What has happened to Wichita State? A loss to Missouri Valley contender Indiana State is one thing. Falling to Northern Iowa was a game the Shockers likely wish they could have had back.
But Tuesday night showed a reason for real concern with Gregg Marshall’s team, as the Shockers fell to Southern Illinois, 64-62, at SIU Arena in Carbondale, Ill.
Wichita State led, 62-60, with 1:12 to play after a Carl Hall tip-in, but Jalen Pendleton tied the game with a layup on SIU’s next possession. The Shockers had a chance to take the lead with 0:12 to play but turned the ball over, setting up Pendleton for a jumper that was blocked but called a goaltend to take the lead with 0:03 remaining. That proved to be the game winner.
Southern Illinois was previously 1-10 in Missouri Valley play and ranked 255th in the nation in scoring, but three players scored in double figures Tuesday. T.J. Lindsey led the way with 14 points to go along with Desmar Jackson and Jeff Early with 11 each.
Hall and Cleanthony Early, Wichita State’s two biggest offensive threats who combine to average over 27 points per game, were held to just 15 points Tuesday night. Without those two producing, Demetric Williams was the only reliable scorer for WSU. He finished with 15 points.
The Shockers were also -7 in turnover differential. Point guard Malcolm Armstead had four turnovers for the second straight game, which did not help the offensive find its groove.
Wichita State now stand 1.5 games behind Creighton for the lead in the Missouri Valley Conference.
Daniel Martin is a writer and editor at JohnnyJungle.com, covering St. John’s. You can find him on Twitter:@DanielJMartin_
La Salle announced on Friday that they are parting ways with head coach John Giannini.
Giannini had been the head coach of the program for 14 seasons, amassing a record of 212-226. Before taking over at La Salle, he spent seven seasons as the head coach at Rowan and eight seasons coaching at Maine.
“Today Bill Bradshaw and I mutually agreed that La Salle University could benefit from a new voice in leading the program,” said Dr. Giannini. “It is difficult to admit this but I have given every effort possible for success and I have received nothing but support and encouragement from Bill and President Hanycz. Greater things may be accomplished for this storied program and great university with the approach of a new coach. I am forever grateful, especially to my loyal staff and dedicated student-athletes. I look forward to my next challenge and La Salle’s future success.”
After Kansas State knocked off Kentucky in the Sweet 16, the purple Wildcats alleged that the blue Wildcats did not shake their hands after the game.

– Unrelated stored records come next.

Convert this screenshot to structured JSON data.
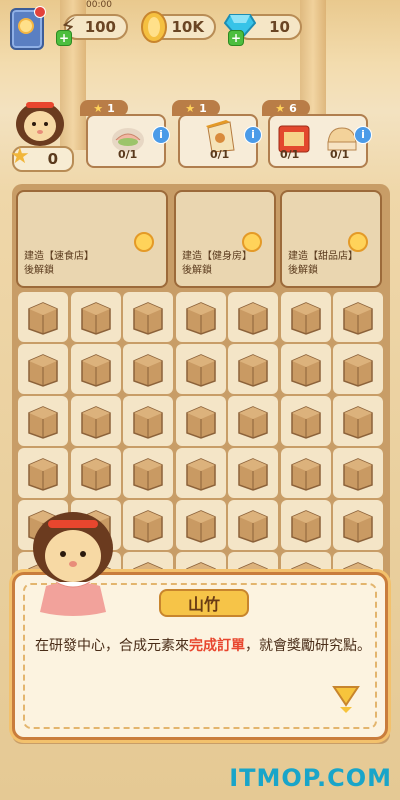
{
  "top_bar": {
    "timer": "00:00",
    "energy": "100",
    "coins": "10K",
    "gems": "10"
  },
  "player": {
    "stars": "0"
  },
  "orders": [
    {
      "reward": "1",
      "items": [
        {
          "icon": "sandwich-icon",
          "progress": "0/1"
        }
      ]
    },
    {
      "reward": "1",
      "items": [
        {
          "icon": "milk-carton-icon",
          "progress": "0/1"
        }
      ]
    },
    {
      "reward": "6",
      "items": [
        {
          "icon": "food-box-icon",
          "progress": "0/1"
        },
        {
          "icon": "bread-icon",
          "progress": "0/1"
        }
      ]
    }
  ],
  "locked_areas": [
    {
      "line1": "建造【速食店】",
      "line2": "後解鎖"
    },
    {
      "line1": "建造【健身房】",
      "line2": "後解鎖"
    },
    {
      "line1": "建造【甜品店】",
      "line2": "後解鎖"
    }
  ],
  "dialog": {
    "speaker": "山竹",
    "text_before": "在研發中心，合成元素來",
    "text_highlight": "完成訂單",
    "text_after": "，就會獎勵研究點。"
  },
  "watermark": "ITMOP.COM",
  "colors": {
    "accent": "#f6c448",
    "highlight": "#e8462e",
    "board": "#c89d67"
  }
}
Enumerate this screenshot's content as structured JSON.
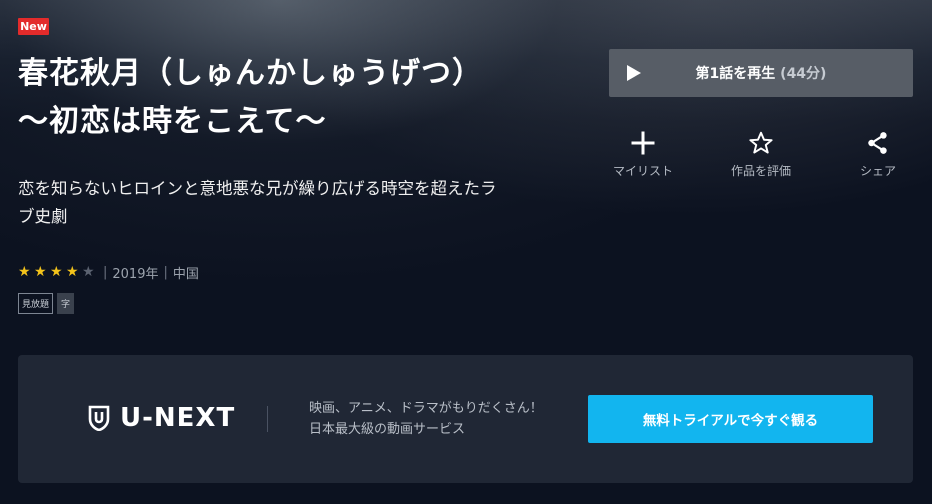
{
  "badge": {
    "label": "New",
    "color": "#e32b2b"
  },
  "title": "春花秋月（しゅんかしゅうげつ）　～初恋は時をこえて～",
  "description": "恋を知らないヒロインと意地悪な兄が繰り広げる時空を超えたラブ史劇",
  "rating": {
    "value": 4,
    "max": 5
  },
  "meta": {
    "year": "2019年",
    "country": "中国",
    "separator": "|"
  },
  "tags": [
    "見放題",
    "字"
  ],
  "play_button": {
    "label": "第1話を再生",
    "duration": "(44分)",
    "icon": "play-icon"
  },
  "actions": [
    {
      "label": "マイリスト",
      "icon": "plus-icon"
    },
    {
      "label": "作品を評価",
      "icon": "star-outline-icon"
    },
    {
      "label": "シェア",
      "icon": "share-icon"
    }
  ],
  "promo": {
    "logo_text": "U-NEXT",
    "line1": "映画、アニメ、ドラマがもりだくさん！",
    "line2": "日本最大級の動画サービス",
    "cta": "無料トライアルで今すぐ観る",
    "accent_color": "#12b5ef"
  },
  "colors": {
    "background": "#0c1220",
    "star_on": "#f3c31b",
    "star_off": "#5b6270"
  }
}
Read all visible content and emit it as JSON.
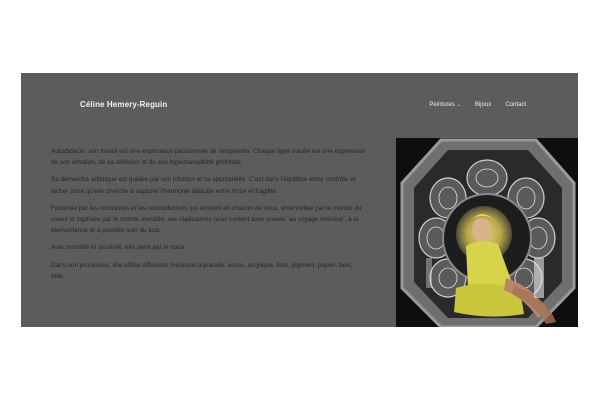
{
  "site": {
    "title": "Céline Hemery-Reguin"
  },
  "nav": {
    "items": [
      {
        "label": "Peintures",
        "has_dropdown": true,
        "icon": "chevron-down-icon"
      },
      {
        "label": "Bijoux"
      },
      {
        "label": "Contact"
      }
    ]
  },
  "content": {
    "paragraphs": [
      "Autodidacte, son travail est une exploration passionnée de l'empreinte. Chaque ligne tracée est une expression de son émotion, de sa réflexion et de son hypersensibilité profonde.",
      "Sa démarche artistique est guidée par son intuition et sa spontanéité. C'est dans l'équilibre entre contrôle et lâcher prise qu'elle cherche à capturer l'harmonie délicate entre force et fragilité.",
      "Fascinée par les contrastes et les contradictions qui existent en chacun de nous, émerveillée par le monde du vivant et captivée par le monde invisible, ses réalisations nous invitent avec poésie `au voyage intérieur', à la bienveillance et à prendre soin du tout.",
      "Avec humilité et sincérité, elle peint par le cœur.",
      "Dans son processus, elle utilise différents médiums aquarelle, encre, acrylique, liant, pigment, papier, bois, toile..."
    ]
  },
  "colors": {
    "overlay": "#5c5c5c",
    "page_background": "#ffffff",
    "body_text": "#262626",
    "header_text": "#f2f2f2"
  }
}
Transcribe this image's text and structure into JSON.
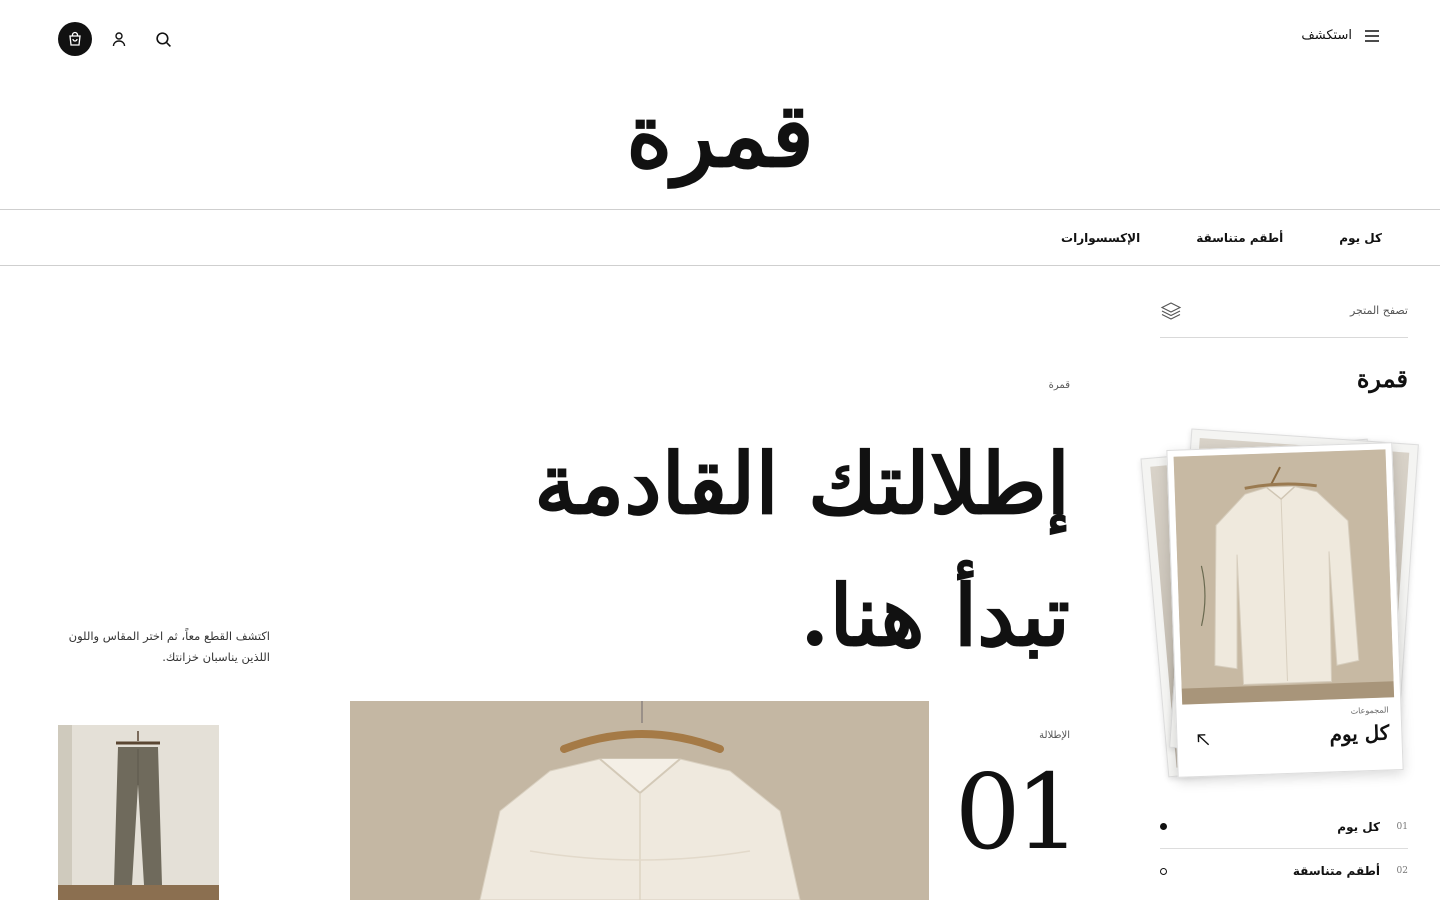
{
  "header": {
    "explore_label": "استكشف",
    "logo": "قمرة",
    "icons": [
      "cart-icon",
      "user-icon",
      "search-icon",
      "menu-icon"
    ]
  },
  "nav": {
    "items": [
      "كل يوم",
      "أطقم متناسقة",
      "الإكسسوارات"
    ]
  },
  "sidebar": {
    "browse_label": "تصفح المتجر",
    "brand": "قمرة",
    "card": {
      "label": "المجموعات",
      "title": "كل يوم"
    },
    "collections": [
      {
        "num": "01",
        "label": "كل يوم",
        "active": true
      },
      {
        "num": "02",
        "label": "أطقم متناسقة",
        "active": false
      }
    ]
  },
  "hero": {
    "eyebrow": "قمرة",
    "title_line1": "إطلالتك القادمة",
    "title_line2": "تبدأ هنا.",
    "blurb": "اكتشف القطع معاً، ثم اختر المقاس واللون اللذين يناسبان خزانتك.",
    "look_label": "الإطلالة",
    "look_number": "01"
  },
  "colors": {
    "text": "#111111",
    "muted": "#555555",
    "divider": "#cfcfcf",
    "photo_bg": "#c3b6a2"
  }
}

“They didn’t shake our hands,” Kansas State junior guard Amaad Wainright told ESPN last night. “It’s sorry.”
“They know what they did.”
Kentucky bristled at the allegations.
“They were turned and celebrating, so I walked off,” Kentucky head coach John Calipari said. “There was no disrespect for anything. It’s just that they were celebrating, and I was happy for them.”
“My team’s not like that. There’s no disrespect in any way. They beat us. They deserved to win the game.”
BOSTON — The NCAA has changed their interpretation of the rule that kept Isaac Haas out of the second round of the NCAA tournament.
Haas broke his elbow in Purdue’s first round win over Cal St.-Fullerton, but he was not allowed to play in a second round game against Butler because his brace did not meet NCAA standards.
So they changed those standards.
“With ample time this week to review the intent of the playing rule, the committee decided to provide a more contemporary interpretation, while keeping health and safety for all players the highest priority,” said Gavitt. “Technology has improved materials used in braces, so now there will be more flexibility in applying the rule as long as the brace is fully covered and padded. Isaac and other players in similar circumstances should be able to play, as long as the brace is safe for all.”
Sources have told NBC Sports that, despite Haas’ lobbying to get onto the court, he is not expected to play on Friday night. If he does, it will be in a very limited capacity.
“He didn’t practice the last two days,” Painter said on Thursday, “and when you don’t practice, you don’t play.”
“I don’t see him playing until he can practice and show me he can shoot a right-handed free throw and get a rebound with two hands.”
USC junior forward Chimezie Metu announced on Thursday evening that he will be declaring for the NBA draft:
This decision is not surprising. Metu finished his degree — Law History and Culture — in three seasons. He held himself out of USC’s NIT games in an effort to keep himself from getting injured with NBA workouts on the horizon.
Metu averaged 15.7 points, 7.4 boards and 1.6 blocks for the Trojans this season. He is considered a borderline first round pick.
In 1951, Kansas State lost to Kentucky in the National Championship game.
Ernie Barrett, who eventually became the school’s athletic director and is known as “Mr. K-State“, played on that team.
He’s wanted to get revenge on Big Blue ever since.
On Thursday night, Kansas State did.
Ernie was there, and here was his reaction in the locker room: